Source records:
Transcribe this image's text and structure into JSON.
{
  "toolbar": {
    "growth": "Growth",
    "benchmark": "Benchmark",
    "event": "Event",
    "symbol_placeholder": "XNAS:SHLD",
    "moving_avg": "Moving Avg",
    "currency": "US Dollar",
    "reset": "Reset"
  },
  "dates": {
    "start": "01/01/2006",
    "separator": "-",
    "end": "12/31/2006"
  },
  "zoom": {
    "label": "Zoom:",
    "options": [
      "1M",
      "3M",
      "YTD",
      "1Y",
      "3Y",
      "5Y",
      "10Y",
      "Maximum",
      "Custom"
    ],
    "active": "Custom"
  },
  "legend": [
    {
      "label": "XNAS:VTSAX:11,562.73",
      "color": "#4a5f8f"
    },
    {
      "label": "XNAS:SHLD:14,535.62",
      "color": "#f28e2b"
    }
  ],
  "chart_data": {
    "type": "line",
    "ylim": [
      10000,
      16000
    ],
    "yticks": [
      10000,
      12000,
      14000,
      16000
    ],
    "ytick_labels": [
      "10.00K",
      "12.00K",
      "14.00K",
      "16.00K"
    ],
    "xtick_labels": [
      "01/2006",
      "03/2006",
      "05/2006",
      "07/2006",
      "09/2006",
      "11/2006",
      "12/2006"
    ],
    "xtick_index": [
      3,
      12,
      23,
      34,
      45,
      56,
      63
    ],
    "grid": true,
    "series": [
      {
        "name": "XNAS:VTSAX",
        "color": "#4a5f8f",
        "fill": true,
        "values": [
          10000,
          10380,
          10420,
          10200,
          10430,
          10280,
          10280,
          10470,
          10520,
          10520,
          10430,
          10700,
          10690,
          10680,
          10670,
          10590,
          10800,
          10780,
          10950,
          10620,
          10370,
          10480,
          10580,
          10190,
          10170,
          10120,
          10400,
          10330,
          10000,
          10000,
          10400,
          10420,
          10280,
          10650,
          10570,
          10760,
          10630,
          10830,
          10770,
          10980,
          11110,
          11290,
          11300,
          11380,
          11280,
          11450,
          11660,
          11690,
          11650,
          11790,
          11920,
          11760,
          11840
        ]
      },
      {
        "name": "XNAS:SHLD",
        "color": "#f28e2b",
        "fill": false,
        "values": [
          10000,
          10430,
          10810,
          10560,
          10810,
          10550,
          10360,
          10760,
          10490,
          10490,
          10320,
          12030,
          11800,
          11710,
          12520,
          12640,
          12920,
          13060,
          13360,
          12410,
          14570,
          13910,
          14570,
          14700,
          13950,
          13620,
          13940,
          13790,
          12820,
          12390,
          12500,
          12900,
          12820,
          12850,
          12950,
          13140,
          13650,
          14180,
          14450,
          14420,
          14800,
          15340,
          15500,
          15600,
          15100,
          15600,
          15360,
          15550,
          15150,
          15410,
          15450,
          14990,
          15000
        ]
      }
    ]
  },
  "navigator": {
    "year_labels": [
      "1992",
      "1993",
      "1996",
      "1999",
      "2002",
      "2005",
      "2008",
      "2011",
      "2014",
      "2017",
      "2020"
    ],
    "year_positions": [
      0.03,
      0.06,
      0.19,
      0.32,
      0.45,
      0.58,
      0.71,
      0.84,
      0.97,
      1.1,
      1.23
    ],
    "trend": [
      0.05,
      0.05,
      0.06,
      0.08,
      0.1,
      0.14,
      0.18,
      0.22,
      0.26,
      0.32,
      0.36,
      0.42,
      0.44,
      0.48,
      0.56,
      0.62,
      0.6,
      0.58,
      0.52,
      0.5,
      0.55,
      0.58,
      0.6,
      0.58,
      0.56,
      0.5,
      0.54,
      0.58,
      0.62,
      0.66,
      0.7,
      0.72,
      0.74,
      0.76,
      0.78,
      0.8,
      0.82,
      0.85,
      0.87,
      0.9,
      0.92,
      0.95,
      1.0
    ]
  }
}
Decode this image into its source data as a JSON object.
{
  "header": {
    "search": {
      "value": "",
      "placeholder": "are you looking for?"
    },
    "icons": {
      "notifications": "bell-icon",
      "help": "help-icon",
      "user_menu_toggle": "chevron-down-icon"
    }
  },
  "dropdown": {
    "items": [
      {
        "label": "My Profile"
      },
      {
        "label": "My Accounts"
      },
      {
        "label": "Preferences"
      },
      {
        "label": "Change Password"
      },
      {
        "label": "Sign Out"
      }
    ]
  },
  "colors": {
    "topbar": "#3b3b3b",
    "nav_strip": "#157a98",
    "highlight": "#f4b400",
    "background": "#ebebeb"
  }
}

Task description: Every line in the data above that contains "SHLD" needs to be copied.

Written solution:
    "symbol_placeholder": "XNAS:SHLD",
      "label": "XNAS:SHLD:14,535.62",
        "name": "XNAS:SHLD",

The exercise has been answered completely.